Boston-based DraftKings Inc. and chief rival FanDuel Inc. said Thursday they would walk away from their planned merger, abandoning a deal that had promised to reshape the multibillion dollar daily fantasy sports business before federal antitrust regulators stepped in to block it.
In an interview, DraftKings chief executive Jason Robins said he had become more confident in the company’s ability to stand alone than he was in the prospects of winning a costly legal battle with the Federal Trade Commission, which in June sued to stop the deal.
“Our business has continued to improve both overall and competitively,” he said. “Those things kind of came together at this time to a conclusion where we think it’s best to move on.”
The FTC argued the two companies would have formed a “near monopoly,” with more than 90 percent of the US market for paid daily fantasy sports.
DraftKings and FanDuel countered that antitrust regulators had misunderstood their business. Both companies argued that they faced competition from fantasy sports games that last an entire season.
But the firms, once bitter rivals, also made clear in recent days they were assessing the likelihood of prevailing over the FTC.
“FanDuel decided to merge with DraftKings last November, because we believed that this deal would have increased investment in growth and product development thereby benefiting consumers and the greater sports entertainment industry,” said FanDuel chief executive Nigel Eccles said in a statement.
But now, Eccles said, the best move is to go it alone: “There is still enormous, untapped market opportunity for FanDuel,” Eccles said.
By abandoning a deal the companies had contended was critical to their future, DraftKings and FanDuel now return to the familiar — and costly — role of battling each other for the upper hand in the still young daily fantasy sports business.
The companies run contests where participants compete based on the real-life performance of athletes they select for their rosters. Entry fees and cash prizes can vary, with some contests awarding $1 million or more. The companies take a cut of the entry fees, typically about 10 percent.
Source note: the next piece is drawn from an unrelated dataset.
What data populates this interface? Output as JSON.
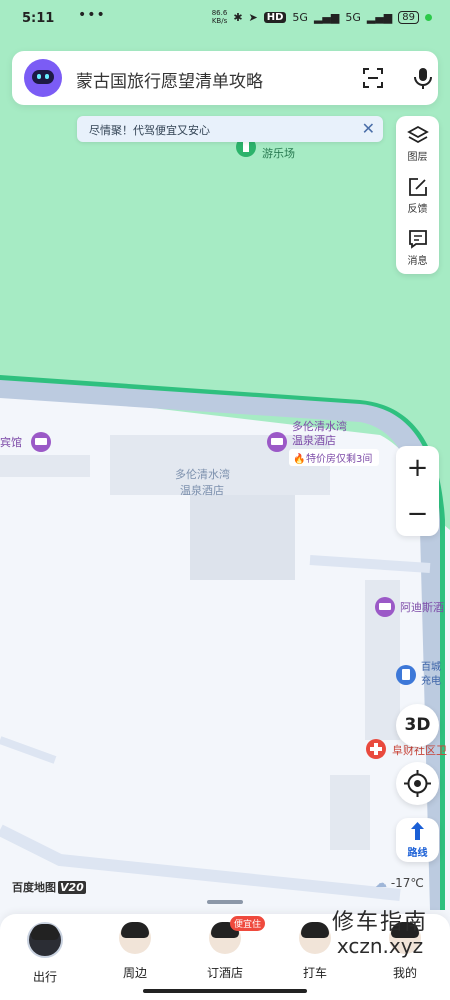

Both have gone through a torrid growth period, fueled by more than $1 billion raised between the two in multiple rounds of venture financing.
Each has its own roster of powerful backers, with Twenty-First Century Fox Inc., the professional leagues for baseball, hockey, and soccer, New England Patriots owner Robert Kraft’s company, and Cambridge venture capital firm Accomplice among the investors in DraftKings.
In March, as it awaited word on the merger, DraftKings raised more than $100 million in a private investment round led by one of the owners of the Los Angeles Dodgers, bringing its total to at least $830 million. FanDuel had raised at least $363 million at the time the deal was announced.
A research report by Eilers & Krejcik Gaming said DraftKings’ 2016 revenue after paying prize money was $169 million. FanDuel, formed in 2009, brought in $166 million.
The companies had long been bitter rivals, and in 2015 engaged in an expensive advertising battle for shares of the growing market. That growth had slowed last year, in part because of a series of regulatory and legal hurdles thrown up by government officials questioning whether the games amounted to a form of gambling.
Robins said he does not expect a similar public battle this time.
“That was kind of a point in time when you had this rapidly growing [market] in an unregulated space,” he said. “There was an enormous amount of capital available to everyone, and it all came together.”
Observers of the industry, however, said there’s a chance both companies cannot remain independent — at least not in their current forms.
Daniel Barbarisi, author of “Dueling With Kings,” an account of the industry’s early history, said he believes DraftKings and FanDuel will both work hard in advance of the pivotal upcoming NFL season to bring players onto their respective platforms.
Players, who have seen prizes decline in recent years as the companies looked to shore up their finances, are looking forward to the competition, he said.
“It makes them think of the heady days of 2015 when the companies couldn’t throw enough doo-dads and enticements at them, and they like that,” Barbarisi said.
However, the good times might not last. “While there might be a short-term boost, the long-term situation is going to be more problematic now because you now have two companies that have to fight to the death — again,” he said.